Liam said...

Great post, Jeff. Wills is an interesting guy, though I haven't read a lot of his work. I wasn't that crazy about "What Paul Meant" -- I thought he was way too dismissive of St Luke, and in a way, forcing the false option of picking just one of the NT ideas of Christianity as primary.

I think the papacy is essential to the church, but I also think too much is made of total obedience to the Vatican as the defining characteristic of being Catholic. I think we would be better off if the pope could see his role as the heir to St Peter as really a "primus inter pares" with other bishops, perhaps the guiding force, but not as a monarchical authority. That would help us out with getting close to the Orthodox as well.

"If the 'So-and-So' is as bad as they say, then their country has greater need of them."

--That's exactly how I feel about good Catholics who are frustrated by the pope and the bishops. People like Chaput want to drive us out of the church. To which I respond, "You are not forcing me out of my church."

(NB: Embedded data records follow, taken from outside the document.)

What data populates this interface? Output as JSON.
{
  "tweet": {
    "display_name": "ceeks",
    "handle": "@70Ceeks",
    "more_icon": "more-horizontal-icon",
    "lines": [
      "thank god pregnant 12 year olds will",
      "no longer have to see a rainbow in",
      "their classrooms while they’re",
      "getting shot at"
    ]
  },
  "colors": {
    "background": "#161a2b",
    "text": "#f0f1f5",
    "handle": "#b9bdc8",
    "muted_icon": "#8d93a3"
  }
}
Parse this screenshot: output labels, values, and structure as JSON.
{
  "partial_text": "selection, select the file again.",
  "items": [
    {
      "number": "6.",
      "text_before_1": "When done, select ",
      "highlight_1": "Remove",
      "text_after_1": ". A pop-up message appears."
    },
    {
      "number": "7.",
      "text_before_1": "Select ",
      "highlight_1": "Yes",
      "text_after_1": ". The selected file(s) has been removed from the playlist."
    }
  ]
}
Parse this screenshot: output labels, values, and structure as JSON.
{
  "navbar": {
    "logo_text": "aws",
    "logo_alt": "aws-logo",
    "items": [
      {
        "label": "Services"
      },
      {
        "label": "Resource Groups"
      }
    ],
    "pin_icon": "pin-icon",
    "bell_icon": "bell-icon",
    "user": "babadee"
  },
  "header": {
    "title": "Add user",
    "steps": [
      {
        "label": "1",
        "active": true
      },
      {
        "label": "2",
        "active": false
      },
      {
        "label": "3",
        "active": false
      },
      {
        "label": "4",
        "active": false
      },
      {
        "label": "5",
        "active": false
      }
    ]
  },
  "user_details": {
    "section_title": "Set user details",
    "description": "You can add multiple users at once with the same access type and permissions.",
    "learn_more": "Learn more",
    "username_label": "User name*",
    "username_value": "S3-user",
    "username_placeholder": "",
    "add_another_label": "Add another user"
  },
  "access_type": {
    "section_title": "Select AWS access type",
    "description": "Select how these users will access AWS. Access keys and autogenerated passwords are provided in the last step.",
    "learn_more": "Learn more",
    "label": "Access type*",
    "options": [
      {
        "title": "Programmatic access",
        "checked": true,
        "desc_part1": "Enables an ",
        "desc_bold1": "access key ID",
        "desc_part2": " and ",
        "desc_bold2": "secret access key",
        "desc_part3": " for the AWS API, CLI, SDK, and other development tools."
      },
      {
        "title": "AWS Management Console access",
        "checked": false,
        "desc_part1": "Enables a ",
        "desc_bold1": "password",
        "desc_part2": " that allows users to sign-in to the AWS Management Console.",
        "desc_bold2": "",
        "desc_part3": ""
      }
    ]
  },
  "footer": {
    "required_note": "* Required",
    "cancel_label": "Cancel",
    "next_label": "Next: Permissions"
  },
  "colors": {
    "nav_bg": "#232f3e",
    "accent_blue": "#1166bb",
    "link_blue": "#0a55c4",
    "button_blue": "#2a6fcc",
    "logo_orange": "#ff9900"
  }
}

crystal said...

I just read the one book by him, What the Gospels Meant, but I agree with Liam in that I didn't like his dismissing what Luke had written.

I do like him, though - he seems very bright and thoughtful.

I'm reading a novel where a Mossad agent (and artist :) has befriended the Pope and saves his life, but the Pope is not Benedict but called John VII. He's kind of the Pope I would rather have. He opens the secret archives and apologizes to the Jews for Pius XII not helping them - very liberal and ecumenical.

Jeff said...


You guys thought Wills was too dismissive of Luke? I don't really remember getting that impression when I read it, but I'll take a look at it again. Looking over the reviews once more, though, I do agree with Wills that the description of Paul's experience (as described in Luke) as a "conversion" is not entirely accurate. I thought Wills' concluding chapter on 'Misreading Paul' was outstanding.

I agree with you on the "primus inter pares" point. In fact, when a lot of the raw emotional baggage is removed from the discussion, the Eastern Orthodox will concede that the Bishop of Rome is supposed to be "first among equals." The sticking point is what that means in practical terms. At one time, when JPII wrote Ut Unum Sint, there was a brief window of time where he was asking them to help him define a new role.

When Paul said that he resisted Peter to his face, that should not be used to support an argument that Peter had no special authority. He clearly did, otherwise Paul wouldn't have brought up the incident himself. The argument should be about the meaning and extent of that authority, and how it should be exercised.


I know what you mean. I think the office itself is important, though, and I think each of us, regardless of whether or not we happen to feel affection for the one who is currently in it, should make a good faith effort to try to understand the mind of the pope and where he is trying to lay effort and emphasis. As you've noted yourself, it's tough for the laity to force change. A lot of progressives have great love for John XXIII because he had great pastoral skills and he was able to move the Church in huge ways. If he hadn't been pope, he wouldn't have been able to do that, so I don't think it's a good idea for progressives to tear down the institution itself. I have a tough time warming to Benedict myself, but a lot of my brothers and sisters in the faith do not, and the eucharist binds us together in one body. We walk together as a community, like a family with all of its own flaws and problems, and not on our own individual quests. We're a pilgrim people. Tension will always be there, but as Wills points out, we've managed a remarkable degree of unity despite the wide diversity of opinions among us. It's held together for the self-styled Donatists and the great unwashed mass of sinners alike. Like Wills puts it, "the church gathers around the papacy, and supplies the resources for its rebirth and continued life. And, gathered there, the Catholic church has been highly successful in preserving the great truths of the creed."